It seems that we have left an August story unfinished. Perhaps, because the ending is sad it was particularly easy to avoid writing and let ourselves be carried along by the flow of quotidian demands until unusual events quickened the current and turned it to white water at year’s end, leaving August far behind. By the time we successfully navigated the metaphor to arrive in calmer waters again, we had quite forgotten that we had left our readers with a bit of a cliffhanger. In brief, the Angharad Experiment failed and Dorcas died. With no particular timeline (can not be bothered to check notes) the ordered events, including a recap, are:

  • Dorcas had a queen in June. We even saw her!
  • We could not find her in August but did find three queen cells on two frames.
  • We made a nuc, wee Angharad, including the frame with two cells and left the other in Dorcas.
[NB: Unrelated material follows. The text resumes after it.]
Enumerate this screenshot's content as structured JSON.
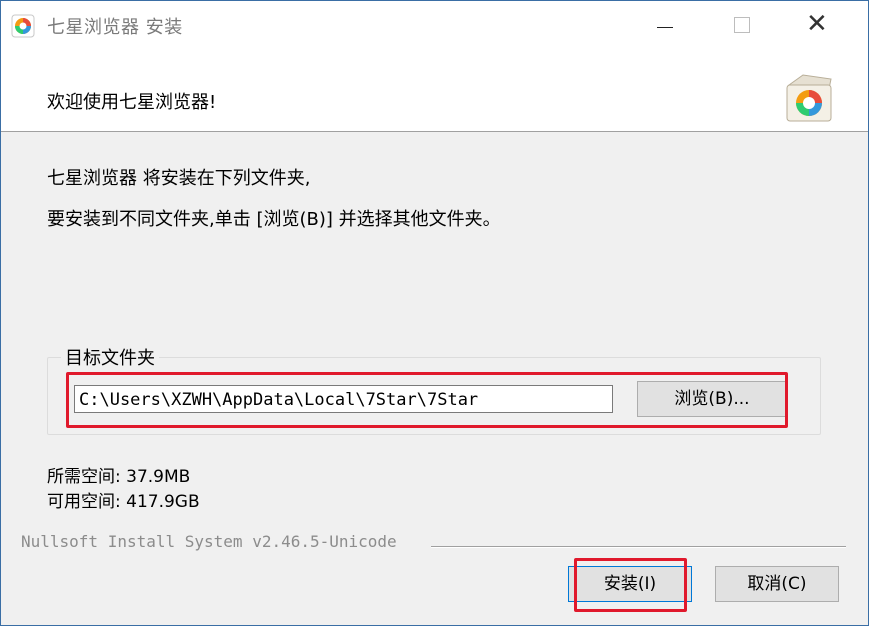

Splitting just like real beekeepers!
  • The queen cell in Dorcas opened at bottom indicating that a queen emerged but we never found any new brood in Dorcas.
  • The queen cells in Angharad remained unchanged. We emptied Angharad by putting all comb back into Dorcas.
  • One queen cell ripped open from the side indicated a queen killing competition. The other queen cell was unchanged and the only capped brood seen were drones.
  • Time goes by and with only drone comb seen, we feared laying workers so we dumped, brushed, and blew bees off each comb in Dorcas and installed it in Clarissa. Then we moved the Dorcas hive far away.

And so we entered the winter with only two hives, Beatrix and Clarissa, both of which have survived into mid-May. We have removed their winter insulation in spite of the occasional snow flurry.

Beatrix is booming as always and with a few queen cells under construction. She will surely swarm if we do not split her but we were ill prepared to do so during the inspection and now weather has turned cold again.

Clarissa is confusing. The follower board position reminds us that she had expanded nearly as much as Beatrix. But only the first half of the hive seems to hold a busy colony. The latter half is empty moldy comb, which we are assured the bees will clean up.

Dorcas is yet empty but in position and open for occupancy. She does hold one frame of comb among the empty bars and we put a drop or two of lemony-smelling supplement into her entrance. We have since seen bees take a serious, continued interest in her. If we can not find occasion to actively split Beatrix her cast may migrate to Dorcas on their own.

Frankie is likewise empty and waiting. She has been spontaneously occupied before. It would be much to expect that lightning again even as we hope it will strike Dorcas.

We have also inherited the hive stand we made for our now-moved-away niece. It needed a little attention and is now next to Frankie, ready to receive any nucs we may be able to make this season. It is unlike us to be so optimistic but better to be ready in case of good luck than scrambling to repair and deploy equipment.